The Rise and Fall of Phillies First Baseman Ryan Howard


The first eight years of Howard’s career were Hall of Fame worthy as he dominated MLB pitching and displayed historic power from his Rookie of the Year campaign in 2005 to the end of the 2011.

The game’s still searching for a Black first baseman with Howard’s skill, power and accolades.

Dominic Smith | More Than Just A Hitter For The NY Mets

Dominic Smith | More Than Just A Hitter For The NY Mets

After tumbling out the gates to start the 2021 season, Dominic Smith’s recent hot streak has been a key reason the New York Mets have charged to the top of the National League East.

Smith is 7-for-17 in his last six games played (.411 BA) and slugging around 600. to raise his season average near .260. He’s beginning to look like the player who many believed had finally arrived during the 2020 Covid-shortened season.

And while hitting is what gets him paid, Smith’s improvements on defense should have Mets fans extremely excited about the future.

A first baseman by trade, Smith has been forced to learn a new position with the emergence of slugging first basemen Pete Alonso (The 2019 NL Rookie of the Year). And for a while, things looked bleak for Smith in the outfield. 

Coming into this season, Smith had played 470 1/3 innings in left field, and the results during that time left much to be desired. 

There’s a plethora of metrics  — that would take most folks hours to understand — that’s used to determine how good a particular player is defensively.

The two important metrics to look at here are Outs Above Average and Defensive Run Saved.

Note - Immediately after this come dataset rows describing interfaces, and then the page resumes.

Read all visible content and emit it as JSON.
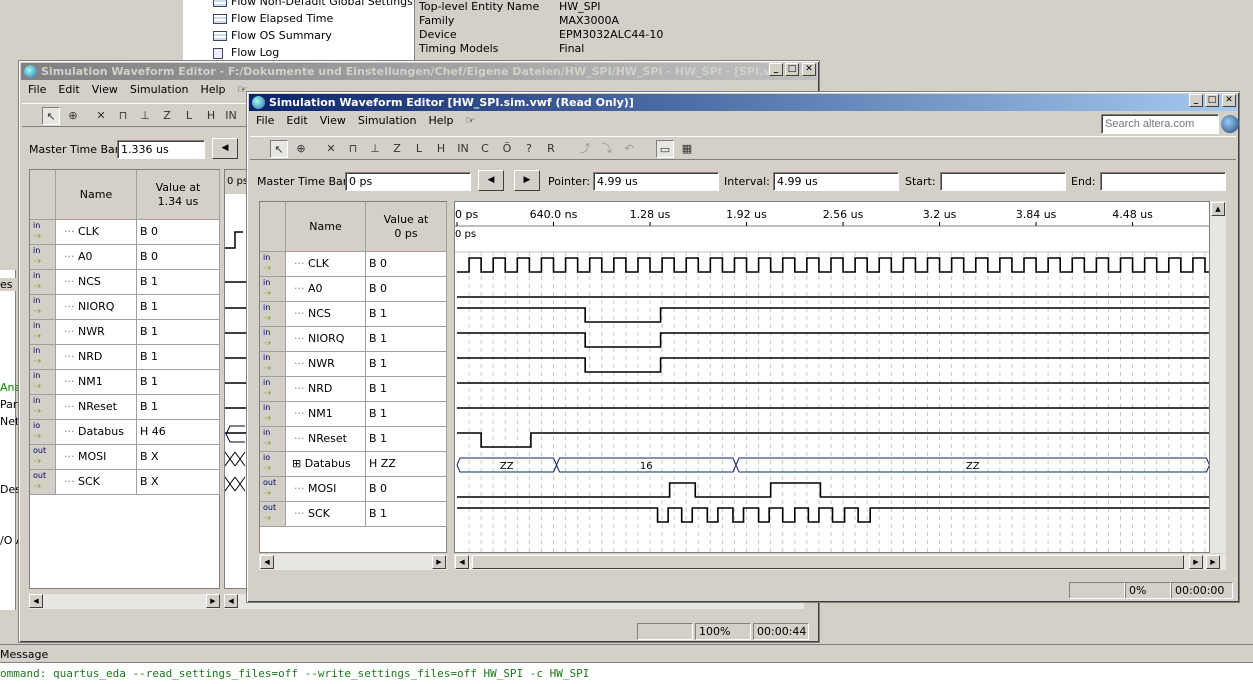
{
  "background": {
    "flow_items": [
      "Flow Non-Default Global Settings",
      "Flow Elapsed Time",
      "Flow OS Summary",
      "Flow Log"
    ],
    "summary": [
      {
        "key": "Top-level Entity Name",
        "value": "HW_SPI"
      },
      {
        "key": "Family",
        "value": "MAX3000A"
      },
      {
        "key": "Device",
        "value": "EPM3032ALC44-10"
      },
      {
        "key": "Timing Models",
        "value": "Final"
      }
    ],
    "left_labels": [
      "es",
      "Anal",
      "Part",
      "Netli",
      "Desi",
      "/O A"
    ],
    "message_label": "Message",
    "command_text": "ommand: quartus_eda --read_settings_files=off --write_settings_files=off HW_SPI -c HW_SPI"
  },
  "back_window": {
    "title": "Simulation Waveform Editor - F:/Dokumente und Einstellungen/Chef/Eigene Dateien/HW_SPI/HW_SPI - HW_SPI - [SPI.vwf.vwf]",
    "menu": [
      "File",
      "Edit",
      "View",
      "Simulation",
      "Help"
    ],
    "master_time_bar_label": "Master Time Bar:",
    "master_time_bar_value": "1.336 us",
    "col_name": "Name",
    "col_value": "Value at\n1.34 us",
    "axis_start": "0 ps",
    "status_zoom": "100%",
    "status_time": "00:00:44",
    "rows": [
      {
        "pin": "in",
        "name": "CLK",
        "value": "B 0"
      },
      {
        "pin": "in",
        "name": "A0",
        "value": "B 0"
      },
      {
        "pin": "in",
        "name": "NCS",
        "value": "B 1"
      },
      {
        "pin": "in",
        "name": "NIORQ",
        "value": "B 1"
      },
      {
        "pin": "in",
        "name": "NWR",
        "value": "B 1"
      },
      {
        "pin": "in",
        "name": "NRD",
        "value": "B 1"
      },
      {
        "pin": "in",
        "name": "NM1",
        "value": "B 1"
      },
      {
        "pin": "in",
        "name": "NReset",
        "value": "B 1"
      },
      {
        "pin": "io",
        "name": "Databus",
        "value": "H 46"
      },
      {
        "pin": "out",
        "name": "MOSI",
        "value": "B X"
      },
      {
        "pin": "out",
        "name": "SCK",
        "value": "B X"
      }
    ]
  },
  "front_window": {
    "title": "Simulation Waveform Editor  [HW_SPI.sim.vwf (Read Only)]",
    "menu": [
      "File",
      "Edit",
      "View",
      "Simulation",
      "Help"
    ],
    "search_placeholder": "Search altera.com",
    "master_time_bar_label": "Master Time Bar:",
    "master_time_bar_value": "0 ps",
    "pointer_label": "Pointer:",
    "pointer_value": "4.99 us",
    "interval_label": "Interval:",
    "interval_value": "4.99 us",
    "start_label": "Start:",
    "start_value": "",
    "end_label": "End:",
    "end_value": "",
    "col_name": "Name",
    "col_value": "Value at\n0 ps",
    "axis_ticks": [
      "0 ps",
      "640.0 ns",
      "1.28 us",
      "1.92 us",
      "2.56 us",
      "3.2 us",
      "3.84 us",
      "4.48 us"
    ],
    "axis_tick_times_us": [
      0,
      0.64,
      1.28,
      1.92,
      2.56,
      3.2,
      3.84,
      4.48
    ],
    "cursor_label": "0 ps",
    "status_percent": "0%",
    "status_time": "00:00:00",
    "rows": [
      {
        "pin": "in",
        "name": "CLK",
        "value": "B 0"
      },
      {
        "pin": "in",
        "name": "A0",
        "value": "B 0"
      },
      {
        "pin": "in",
        "name": "NCS",
        "value": "B 1"
      },
      {
        "pin": "in",
        "name": "NIORQ",
        "value": "B 1"
      },
      {
        "pin": "in",
        "name": "NWR",
        "value": "B 1"
      },
      {
        "pin": "in",
        "name": "NRD",
        "value": "B 1"
      },
      {
        "pin": "in",
        "name": "NM1",
        "value": "B 1"
      },
      {
        "pin": "in",
        "name": "NReset",
        "value": "B 1"
      },
      {
        "pin": "io",
        "name": "Databus",
        "value": "H ZZ",
        "expandable": true
      },
      {
        "pin": "out",
        "name": "MOSI",
        "value": "B 0"
      },
      {
        "pin": "out",
        "name": "SCK",
        "value": "B 1"
      }
    ],
    "waves": {
      "end_us": 4.99,
      "clk_period_us": 0.16,
      "A0": {
        "initial": 0,
        "edges": []
      },
      "NCS": {
        "initial": 1,
        "edges": [
          0.85,
          1.35
        ]
      },
      "NIORQ": {
        "initial": 1,
        "edges": [
          0.85,
          1.35
        ]
      },
      "NWR": {
        "initial": 1,
        "edges": [
          0.85,
          1.35
        ]
      },
      "NRD": {
        "initial": 1,
        "edges": []
      },
      "NM1": {
        "initial": 1,
        "edges": []
      },
      "NReset": {
        "initial": 1,
        "edges": [
          0.16,
          0.49
        ]
      },
      "MOSI": {
        "initial": 0,
        "edges": [
          1.41,
          1.58,
          2.08,
          2.41
        ]
      },
      "SCK": {
        "initial": 1,
        "edges": [
          1.33,
          1.4,
          1.49,
          1.56,
          1.66,
          1.73,
          1.83,
          1.9,
          2.0,
          2.07,
          2.16,
          2.24,
          2.33,
          2.4,
          2.49,
          2.57,
          2.66,
          2.74
        ]
      },
      "Databus": [
        {
          "label": "ZZ",
          "start": 0,
          "end": 0.66
        },
        {
          "label": "16",
          "start": 0.66,
          "end": 1.85
        },
        {
          "label": "ZZ",
          "start": 1.85,
          "end": 4.99
        }
      ]
    }
  }
}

Outs Above Average is a ranged base metric of skill that shows how many outs a player has saved, while Defensive runs saved quantifies a player’s entire defensive performance by attempting to measure how many runs a defender saved. It takes into account errors, range, outfield arm and double-play ability. 

Last season, the universal DH allowed the Mets to hide Smith’s inadequacies in the outfield by splitting his time with Alonso between DH & First Base. With the universal DH no longer an option, Smith has put in the work to be an everyday outfielder.

Although this is a small sample size, in 319 2/3 in left this season Smith has done a complete 180. He’s produced a 2 DRS, 0.8 RngR while being top 10 in each of the previously mentioned statistical categories.

But what can cause such a drastic shift in a player’s defensive rating? 

According to Thomas Hall of, it’s as simple as adjusting his pre-pitch positioning.

“Well, a major component of his progression has been where the team has positioned him before the start of each play,” Hall writes. “Since the Junipero Serra HS standout has historically struggled with his range in the outfield, the coaching staff has decided to move him closer to the foul line, which has made it much easier for him to track down balls when ranging to his right.”  

Smith has also stepped up as a mentor for younger players like MLBbro rookie Khalil Lee. 



Last season, the Mets were one of the worst defensive teams in Major League Baseball. But now, as the game evolves and defensive versatility is considered a huge plus, the emergence of Smith as not only a dangerous hitter, but a reliable defender and leader will help the Mets remain in the pennant race.